Server virtualization has been a runaway success with obvious reductions in OPEX and CAPEX. Storage virtualization has led to much simpler unified storage products with clear OPEX benefits. Citrix and VMware are the leaders in Virtual Desktop Infrastructure deployments. The infrastructure group should just take VDI on and make it three for three, right?
With server and storage utilization, the end-user is only peripherally involved. As long as the applications based on the virtualized infrastructure perform well, the user sees no difference at all. All changes in process are within the IT department. With VDI the user experience is the single most important key to success.
What we heard from practitioners on the 1/25/2011 Wikibon Peer Incite meeting were clear imperatives for successful VDI implementations:
- VDI implementations should be led by people experienced with PC and desktop deployment – infrastructure staff should be restricted to a support role;
- IT infrastructure staff are NOT typical end-users;
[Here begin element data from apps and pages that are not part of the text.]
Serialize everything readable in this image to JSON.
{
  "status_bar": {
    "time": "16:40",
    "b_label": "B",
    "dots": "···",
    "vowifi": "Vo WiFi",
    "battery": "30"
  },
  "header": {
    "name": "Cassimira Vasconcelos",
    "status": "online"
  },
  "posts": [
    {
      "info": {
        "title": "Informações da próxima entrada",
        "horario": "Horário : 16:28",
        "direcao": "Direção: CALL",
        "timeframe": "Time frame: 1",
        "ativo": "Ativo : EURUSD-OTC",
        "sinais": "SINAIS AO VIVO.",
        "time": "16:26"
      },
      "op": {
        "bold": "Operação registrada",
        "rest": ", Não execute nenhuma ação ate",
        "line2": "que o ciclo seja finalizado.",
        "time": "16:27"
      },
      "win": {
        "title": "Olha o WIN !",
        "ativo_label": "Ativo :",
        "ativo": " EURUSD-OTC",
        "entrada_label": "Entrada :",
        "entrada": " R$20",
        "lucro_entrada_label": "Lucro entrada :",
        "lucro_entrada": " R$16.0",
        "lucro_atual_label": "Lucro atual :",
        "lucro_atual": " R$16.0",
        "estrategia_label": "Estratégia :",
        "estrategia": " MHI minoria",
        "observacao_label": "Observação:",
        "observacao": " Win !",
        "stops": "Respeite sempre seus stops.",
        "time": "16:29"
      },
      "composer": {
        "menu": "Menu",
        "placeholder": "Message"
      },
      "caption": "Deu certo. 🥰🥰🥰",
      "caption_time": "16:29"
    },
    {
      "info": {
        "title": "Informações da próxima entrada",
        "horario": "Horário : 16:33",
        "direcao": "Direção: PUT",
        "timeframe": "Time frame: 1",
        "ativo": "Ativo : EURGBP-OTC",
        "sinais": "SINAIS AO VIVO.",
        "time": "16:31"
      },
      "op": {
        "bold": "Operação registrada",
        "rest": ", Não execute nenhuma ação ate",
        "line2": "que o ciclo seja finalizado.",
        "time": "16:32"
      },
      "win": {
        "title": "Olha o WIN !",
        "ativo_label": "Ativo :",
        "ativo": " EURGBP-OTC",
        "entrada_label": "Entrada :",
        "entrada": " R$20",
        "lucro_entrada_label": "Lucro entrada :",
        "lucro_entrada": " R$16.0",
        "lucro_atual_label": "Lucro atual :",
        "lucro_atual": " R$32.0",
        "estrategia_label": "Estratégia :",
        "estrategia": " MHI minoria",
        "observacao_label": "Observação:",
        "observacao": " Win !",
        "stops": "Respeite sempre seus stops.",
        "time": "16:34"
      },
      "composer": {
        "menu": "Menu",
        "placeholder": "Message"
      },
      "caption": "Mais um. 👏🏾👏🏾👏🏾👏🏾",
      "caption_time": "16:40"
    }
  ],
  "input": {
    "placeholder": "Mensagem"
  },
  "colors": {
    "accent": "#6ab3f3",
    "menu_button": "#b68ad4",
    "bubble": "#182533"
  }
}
- Segment user groups by the applications run, the locations used and IT experience;
- Pick a homogenous group of users in the same location where the business case is clear as a starting point;
- Collect data automatically on the exact usage of application run, the infrastructure used (e.g., file & print), and desktop functionality used;
- Run a small VDI pilot to understand VDI and its impact on the organization;
- Ensure that storage is architected properly and can meet peak IOPS requirements such as boot storms;
- Success can be measured by a group of users actually using the new VDI infrastructure, and realizing the projected savings.
One of the greatest challenges for CIOs is managing access, ensuring security, and integrating the plethora of end-user devices that employees are carrying. End-users find it useful to access a screenshot of a desktop on their end-user device, but it is not integration. Integration is being able to print from an end-user device directly to an IP printer, lookup and change meetings and reservations directly, interact with data required directly.
The pace of innovation in end-user devices and applications is unrelenting, and VDI cannot possibly innovate fast enough to keep pace. VDI can make a contribution to integration, but selling VDI as a strategic solution for end-user device integration will almost certainly lead to unfulfilled expectations and project failure.
Action Item: Keep VDI implementations simple in scope and led by desktop experts, migrate users in small homogeneous groups one group at a time, and focus on great end-user experience and budget savings.